Each year in the United States, about a million people are pulled over on suspicion of drunk driving. In virtually all of those cases, the driver is asked to blow into a breathalyzer-style machine that estimates their blood-alcohol content. If it's above a certain level, typically 0.08%, the driver is arrested and brought to the precinct for additional testing.
In 2009, the National Academy of Sciences (NAS) issued a blockbuster report challenging the scientific underpinnings of many fields of forensic evidence. The report found that such evidence is rarely supported by rigorous study. Moreover, the analyses are often performed unscientifically, and analysts often overstate the scientific rigor of their evidence during testimony.
In 2009, the National Academy of Sciences issued a blockbuster report on the state of the science in forensic investigation. That report concluded that, "with the exception of nuclear DNA analysis ... no forensic method has been rigorously shown to have the capacity to consistently, and with a high degree of certainty, demonstrate a connection between evidence and a specific individual or source."
A jailhouse informant is rarely someone who just wants to help. Jails and prisons have a strong anti-snitching culture, so passing along information to prosecutors is a choice that could get you in serious trouble. People don't inform on other prisoners to be solid citizens; they do it to get a break on their sentences.
Polygraph tests, often called "lie-detector tests," are not admissible as evidence in the courts. This is because they have never been shown to produce reliable proof of whether the subject is lying.
We've discussed on this blog how genealogy databases like GEDmatch warehouse the DNA results of huge numbers of people who have taken part in genetic testing for genealogy purposes.
Forensic In February 2009, the National Academy of Sciences (NAS) released a ground-breaking report called "Strengthening Forensic Science in the United States, A Path Forward." Researchers at NAS had looked at the state of forensic science in the U.S. and found serious problems.

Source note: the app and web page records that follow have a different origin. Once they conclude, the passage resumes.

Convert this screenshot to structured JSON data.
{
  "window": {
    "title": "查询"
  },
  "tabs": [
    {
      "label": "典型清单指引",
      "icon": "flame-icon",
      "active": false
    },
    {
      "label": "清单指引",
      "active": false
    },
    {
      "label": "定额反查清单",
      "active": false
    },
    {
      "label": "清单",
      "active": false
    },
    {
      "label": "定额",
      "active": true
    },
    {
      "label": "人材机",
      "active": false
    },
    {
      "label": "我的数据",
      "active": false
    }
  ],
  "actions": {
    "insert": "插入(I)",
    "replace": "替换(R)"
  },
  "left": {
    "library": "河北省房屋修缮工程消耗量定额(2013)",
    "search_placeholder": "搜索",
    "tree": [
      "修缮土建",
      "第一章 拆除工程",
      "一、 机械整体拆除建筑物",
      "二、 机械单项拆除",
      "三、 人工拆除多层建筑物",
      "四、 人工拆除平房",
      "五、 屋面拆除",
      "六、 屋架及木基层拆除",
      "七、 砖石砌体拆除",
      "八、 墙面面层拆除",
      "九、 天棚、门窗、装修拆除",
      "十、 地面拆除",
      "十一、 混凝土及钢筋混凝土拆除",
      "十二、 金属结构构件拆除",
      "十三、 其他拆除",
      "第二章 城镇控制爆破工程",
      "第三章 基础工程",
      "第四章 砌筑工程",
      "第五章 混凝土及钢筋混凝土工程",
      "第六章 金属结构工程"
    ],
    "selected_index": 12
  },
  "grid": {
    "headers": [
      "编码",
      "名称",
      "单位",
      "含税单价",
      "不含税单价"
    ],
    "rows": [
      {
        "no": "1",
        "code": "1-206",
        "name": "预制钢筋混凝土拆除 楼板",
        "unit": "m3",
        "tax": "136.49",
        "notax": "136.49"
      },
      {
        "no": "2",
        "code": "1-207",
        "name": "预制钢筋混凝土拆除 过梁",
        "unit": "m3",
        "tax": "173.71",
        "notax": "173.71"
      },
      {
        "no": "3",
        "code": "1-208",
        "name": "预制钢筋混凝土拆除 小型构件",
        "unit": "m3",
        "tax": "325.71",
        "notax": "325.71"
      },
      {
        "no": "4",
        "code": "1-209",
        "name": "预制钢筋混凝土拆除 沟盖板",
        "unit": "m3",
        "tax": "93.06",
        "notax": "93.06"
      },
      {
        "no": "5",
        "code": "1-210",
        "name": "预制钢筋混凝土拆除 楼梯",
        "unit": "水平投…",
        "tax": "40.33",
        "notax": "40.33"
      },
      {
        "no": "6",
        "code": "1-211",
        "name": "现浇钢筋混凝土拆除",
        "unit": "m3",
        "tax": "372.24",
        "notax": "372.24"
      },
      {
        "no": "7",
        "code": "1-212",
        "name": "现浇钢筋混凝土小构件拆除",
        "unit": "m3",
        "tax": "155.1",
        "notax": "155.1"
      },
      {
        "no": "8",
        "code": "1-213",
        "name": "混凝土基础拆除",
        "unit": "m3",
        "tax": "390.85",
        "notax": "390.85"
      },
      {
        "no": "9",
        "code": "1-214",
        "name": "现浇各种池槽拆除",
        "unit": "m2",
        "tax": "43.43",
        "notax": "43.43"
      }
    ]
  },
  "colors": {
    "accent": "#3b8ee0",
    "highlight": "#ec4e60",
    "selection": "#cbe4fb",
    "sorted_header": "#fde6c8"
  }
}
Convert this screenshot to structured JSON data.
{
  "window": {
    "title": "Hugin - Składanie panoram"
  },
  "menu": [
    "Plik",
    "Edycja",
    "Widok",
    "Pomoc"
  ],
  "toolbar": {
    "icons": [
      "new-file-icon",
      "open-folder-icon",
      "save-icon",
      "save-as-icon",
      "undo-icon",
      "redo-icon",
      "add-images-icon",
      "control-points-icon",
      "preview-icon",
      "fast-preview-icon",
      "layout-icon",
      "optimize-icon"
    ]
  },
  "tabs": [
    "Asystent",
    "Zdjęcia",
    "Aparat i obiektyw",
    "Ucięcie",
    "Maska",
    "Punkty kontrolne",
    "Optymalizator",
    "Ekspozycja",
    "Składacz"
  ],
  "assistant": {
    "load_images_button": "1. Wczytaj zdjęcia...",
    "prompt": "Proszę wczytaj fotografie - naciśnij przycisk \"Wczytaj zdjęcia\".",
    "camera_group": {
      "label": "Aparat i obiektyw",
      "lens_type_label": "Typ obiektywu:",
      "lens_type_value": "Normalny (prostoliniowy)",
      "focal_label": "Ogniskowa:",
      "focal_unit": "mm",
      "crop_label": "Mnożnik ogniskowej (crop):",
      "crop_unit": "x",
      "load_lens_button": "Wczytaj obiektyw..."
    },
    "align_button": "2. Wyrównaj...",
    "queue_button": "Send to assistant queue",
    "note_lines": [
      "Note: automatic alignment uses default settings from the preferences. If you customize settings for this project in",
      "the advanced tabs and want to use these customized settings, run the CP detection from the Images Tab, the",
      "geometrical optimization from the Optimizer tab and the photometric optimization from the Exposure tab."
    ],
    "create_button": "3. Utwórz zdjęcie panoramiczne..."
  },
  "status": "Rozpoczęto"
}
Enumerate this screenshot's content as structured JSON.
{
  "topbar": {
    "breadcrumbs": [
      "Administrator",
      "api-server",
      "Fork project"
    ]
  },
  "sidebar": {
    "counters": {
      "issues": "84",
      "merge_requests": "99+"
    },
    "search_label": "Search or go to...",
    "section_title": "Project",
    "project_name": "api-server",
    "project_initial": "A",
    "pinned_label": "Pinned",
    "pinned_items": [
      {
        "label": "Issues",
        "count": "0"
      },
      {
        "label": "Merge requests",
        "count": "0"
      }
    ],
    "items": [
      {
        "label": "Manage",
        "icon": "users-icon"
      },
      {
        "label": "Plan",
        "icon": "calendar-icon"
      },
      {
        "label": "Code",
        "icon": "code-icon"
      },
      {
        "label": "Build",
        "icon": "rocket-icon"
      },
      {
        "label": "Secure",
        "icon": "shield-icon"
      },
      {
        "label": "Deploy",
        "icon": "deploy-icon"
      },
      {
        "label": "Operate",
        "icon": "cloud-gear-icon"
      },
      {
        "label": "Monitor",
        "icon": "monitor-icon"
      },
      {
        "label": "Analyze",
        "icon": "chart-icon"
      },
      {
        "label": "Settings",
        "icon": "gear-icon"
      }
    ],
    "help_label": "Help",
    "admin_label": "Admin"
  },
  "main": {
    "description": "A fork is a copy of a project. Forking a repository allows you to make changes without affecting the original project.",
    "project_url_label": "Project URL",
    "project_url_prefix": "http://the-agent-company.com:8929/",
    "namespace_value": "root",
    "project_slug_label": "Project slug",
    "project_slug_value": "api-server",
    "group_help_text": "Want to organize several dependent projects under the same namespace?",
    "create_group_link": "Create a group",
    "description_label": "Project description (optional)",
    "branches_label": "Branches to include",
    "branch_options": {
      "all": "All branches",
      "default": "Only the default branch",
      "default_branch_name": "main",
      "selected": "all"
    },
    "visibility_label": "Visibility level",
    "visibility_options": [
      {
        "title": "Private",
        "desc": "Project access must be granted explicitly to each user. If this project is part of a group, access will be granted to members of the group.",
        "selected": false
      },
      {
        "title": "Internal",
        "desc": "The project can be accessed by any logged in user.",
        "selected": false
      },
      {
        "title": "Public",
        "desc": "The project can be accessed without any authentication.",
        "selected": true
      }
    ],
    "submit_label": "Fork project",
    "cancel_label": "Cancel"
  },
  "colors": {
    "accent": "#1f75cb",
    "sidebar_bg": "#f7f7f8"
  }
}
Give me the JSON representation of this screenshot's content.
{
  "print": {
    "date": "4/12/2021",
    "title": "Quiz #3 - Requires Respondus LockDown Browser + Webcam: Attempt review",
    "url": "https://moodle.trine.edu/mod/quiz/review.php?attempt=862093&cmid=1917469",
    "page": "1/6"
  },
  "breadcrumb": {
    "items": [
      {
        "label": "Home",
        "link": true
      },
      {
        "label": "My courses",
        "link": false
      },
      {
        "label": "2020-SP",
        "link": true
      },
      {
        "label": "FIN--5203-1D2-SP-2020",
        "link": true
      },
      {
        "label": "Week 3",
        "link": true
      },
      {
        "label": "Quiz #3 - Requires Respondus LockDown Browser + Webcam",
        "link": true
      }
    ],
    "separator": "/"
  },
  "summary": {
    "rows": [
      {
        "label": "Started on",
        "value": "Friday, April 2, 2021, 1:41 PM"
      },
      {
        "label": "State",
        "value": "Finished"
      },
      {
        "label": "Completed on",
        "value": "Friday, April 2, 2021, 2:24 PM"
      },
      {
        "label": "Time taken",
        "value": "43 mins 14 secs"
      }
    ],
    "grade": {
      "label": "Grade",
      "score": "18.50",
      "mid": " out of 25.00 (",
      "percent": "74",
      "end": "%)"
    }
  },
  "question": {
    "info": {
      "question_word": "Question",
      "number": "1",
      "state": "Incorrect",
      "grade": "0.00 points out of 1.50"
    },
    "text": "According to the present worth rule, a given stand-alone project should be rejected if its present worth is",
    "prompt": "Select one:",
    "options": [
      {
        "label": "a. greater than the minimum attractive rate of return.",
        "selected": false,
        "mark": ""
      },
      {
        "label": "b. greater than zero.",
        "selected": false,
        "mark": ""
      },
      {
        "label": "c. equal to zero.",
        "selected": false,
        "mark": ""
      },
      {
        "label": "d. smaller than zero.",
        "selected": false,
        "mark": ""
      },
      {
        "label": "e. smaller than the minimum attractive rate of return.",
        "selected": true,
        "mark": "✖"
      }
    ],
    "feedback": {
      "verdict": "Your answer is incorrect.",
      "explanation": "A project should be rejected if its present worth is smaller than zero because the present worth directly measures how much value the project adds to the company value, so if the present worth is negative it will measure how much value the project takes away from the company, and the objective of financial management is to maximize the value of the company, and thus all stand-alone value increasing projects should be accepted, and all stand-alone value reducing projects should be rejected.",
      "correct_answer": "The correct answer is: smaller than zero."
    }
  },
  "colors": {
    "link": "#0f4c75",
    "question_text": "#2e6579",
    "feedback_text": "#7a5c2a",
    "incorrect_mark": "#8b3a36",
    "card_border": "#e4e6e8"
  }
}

In 1963, the U.S. Supreme Court held in Brady v. Maryland that police and prosecutors are legally bound to turn over so-called "exculpatory" evidence to the defense before trial. Exculpatory evidence is most anything favorable to the defense. It can be evidence that the defendant is innocent, that someone else could be guilty, or that there were mitigating circumstances. Or, it can cast doubt on the reliability of prosecution witnesses.
Matthew C. was charged with possessing 92 grams of heroin after a baggie full of white powder was discovered in his van. The powder allegedly tested positive for heroin in a field test. In reality, it was laundry detergent.
If you've been reading our blog, you know that many common forensic evidence techniques have been called into serious question by scientists. Yet police, prosecutors and judges continue to use or allow these techniques to be used. Sometimes, it seems as if they are used simply because they have been in use for so long. That isn't sound policy.